I could not keep my eyes off the screen of my laptop, turned on the french BFMTV News channel, since the terrible events that happened this evening in Berlin and Ankara.
This situation of me, sitting in front of a screen, raising my hand on my forehead, mouth shut but eyes and ears wide opened trying to absorbe as much information as I can, attempting to understand… keeps repeating itself since January 2015.
In those circumstances, I breathe very quietly, as if it became secondary to what was happenning on the images I was witnessing. The feeling of being enclosed starts to raise, there is a lump on my throat and, as hard as the images can be, I cannot do anything but having my eyes wide open for hours, collecting information, fearing to miss something going on on social media.
I do not have words to even begin to describe the images I saw on the media, seconds, hours and days after each one of the terrorist attacks. I must say that after a week or so, things start becoming “normal” and those images are not diffused as often anymore as they’re not on the front line of information. However, as soon as something similar happens, those same images are difused again as reminders, waking up those same feelings I have described before. It’s like a self-defense mode mixed with the desire to know every detail.
Fortunately, I witnessed the actual attacks behind my screen, but I also experienced firsthand the social ambiance they left in Paris the days after. Actually, I am extremely attached to the French République values I have been taught at school: freedom, equality and fraternity. Without forgetting commitment, unity and freedom of expression, that pushed me to be part of the french student population that stood stronger than ever and remained together facing the attacks to our most fundamental values.
Even if there certainly were many thwarted attacks, it’s hard not to mention that those terrifying events need to happen so that action can be taken. As a matter of fact, following today’s attack in Berlin, security measures around the Christmas markets and public religious events will be further strengthened in France. Clearly, none can guarantee the safety of all in public places without impeding our right of free movement, specially on holidays where there are waves of people shopping and hanging out outside. There is no “zero risk” but, well, we need to live as free and careful as we possibly can.

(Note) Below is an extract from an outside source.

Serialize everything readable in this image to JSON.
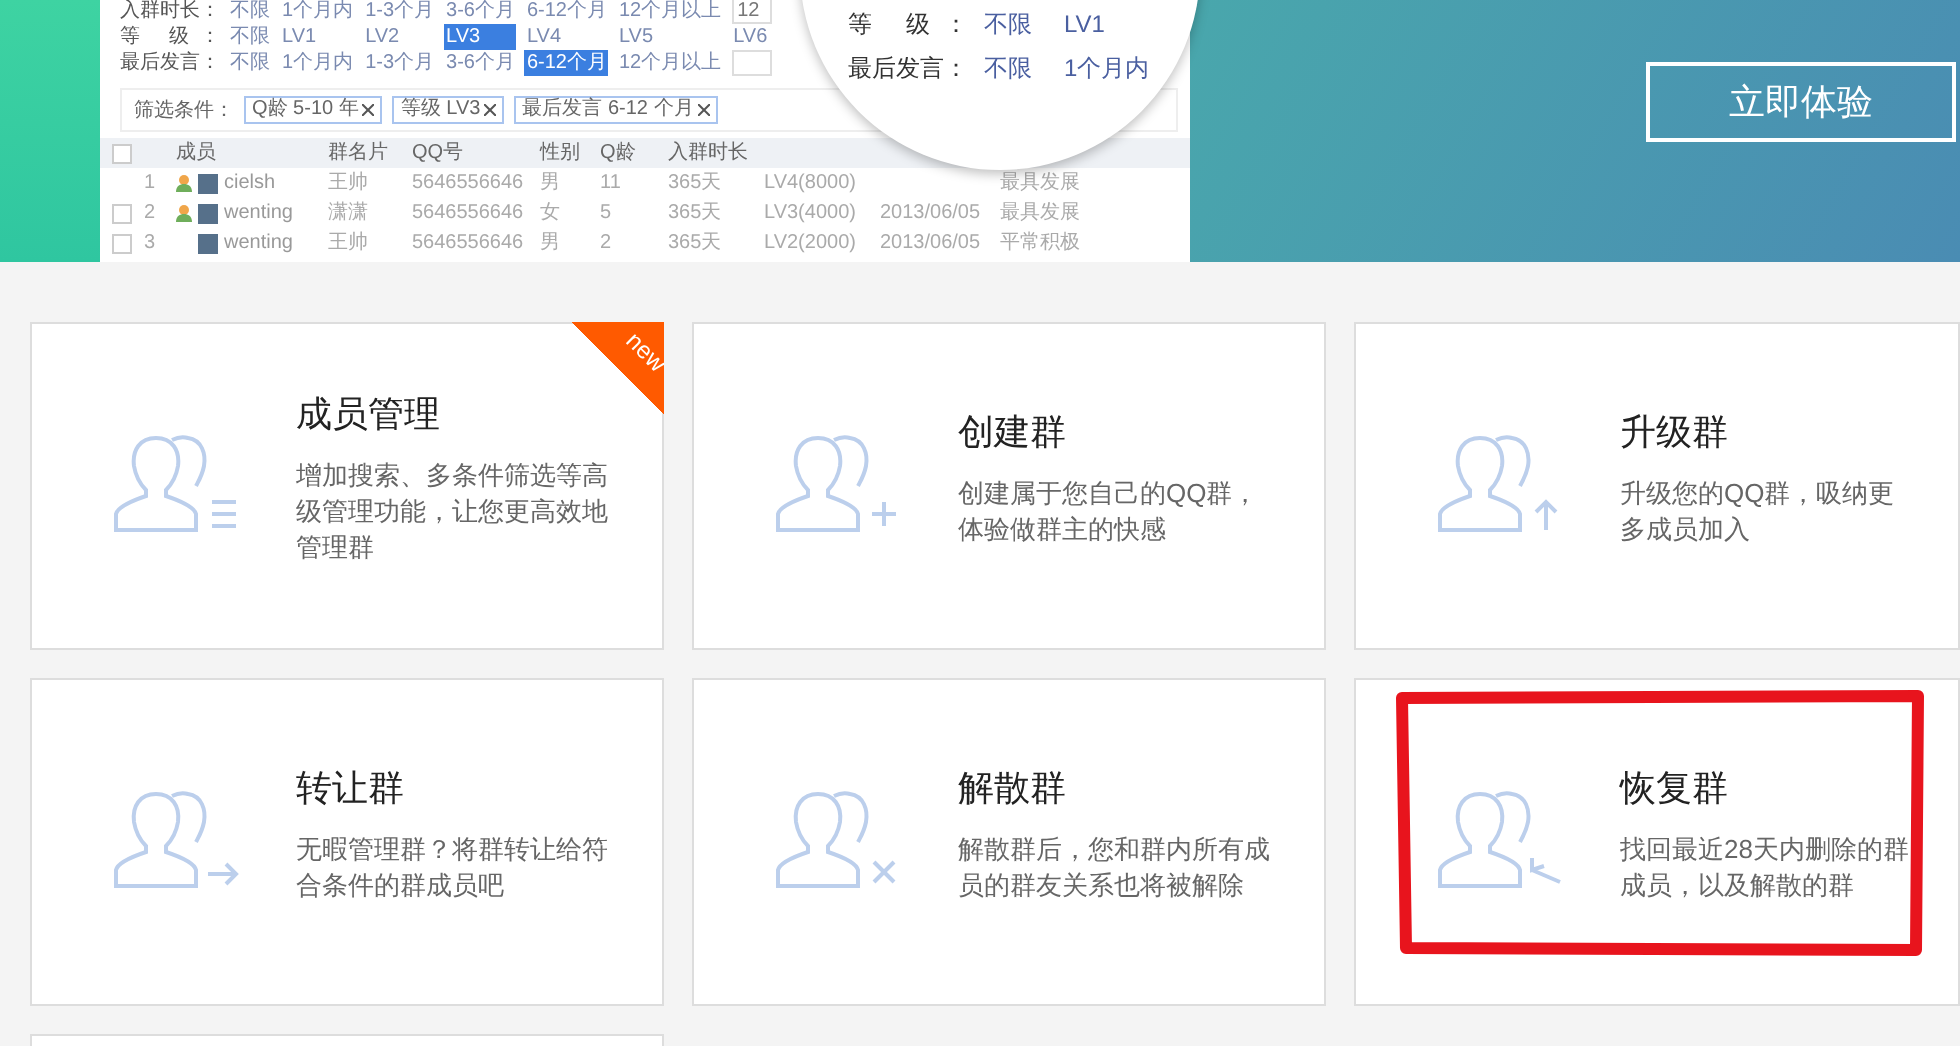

Ironically, this evening I was Christmas shopping in the main avenues of the center of Madrid, as I imagine people in Berlin, Brussels, London or Paris were doing as well. I feel like I’m an European citizen over all (from my cultural background) which is somehow breaking down into pieces as well.

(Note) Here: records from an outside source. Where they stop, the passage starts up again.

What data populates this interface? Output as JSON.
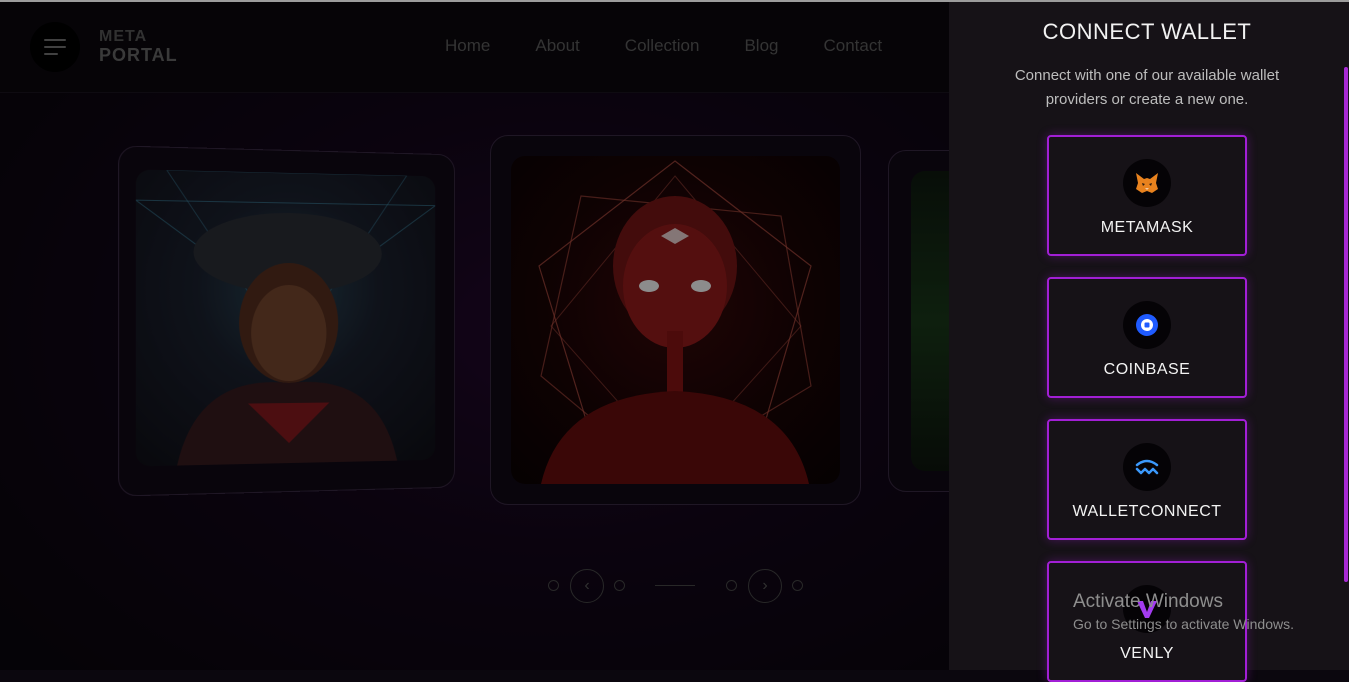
{
  "header": {
    "logo_line1": "META",
    "logo_line2": "PORTAL",
    "nav": [
      "Home",
      "About",
      "Collection",
      "Blog",
      "Contact"
    ]
  },
  "wallet_panel": {
    "title": "CONNECT WALLET",
    "description": "Connect with one of our available wallet providers or create a new one.",
    "providers": [
      {
        "label": "METAMASK",
        "icon": "metamask-fox-icon"
      },
      {
        "label": "COINBASE",
        "icon": "coinbase-icon"
      },
      {
        "label": "WALLETCONNECT",
        "icon": "walletconnect-icon"
      },
      {
        "label": "VENLY",
        "icon": "venly-icon"
      }
    ],
    "accent_color": "#a21fd6"
  },
  "watermark": {
    "title": "Activate Windows",
    "subtitle": "Go to Settings to activate Windows."
  }
}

Let’s go back to the point. Sometimes we don’t realize how blessed we are to actually have ‘normal’ days where nothing happens for us excepted a work day or going out shopping bits and pieces for our loved ones. Meanwhile, other people not so far away are not lucky enough to even have a home to stay or money to spend.
As the ending word, I would like to share my solidarity and compassion for all victims of attacks against civilians using violence for political strategy and terror purposes. As we usually do in France, stick together more than ever around pacific values and make your voice count.
When you’re reading these last words, your life still goes on at the moment and that’s something to be very grateful for.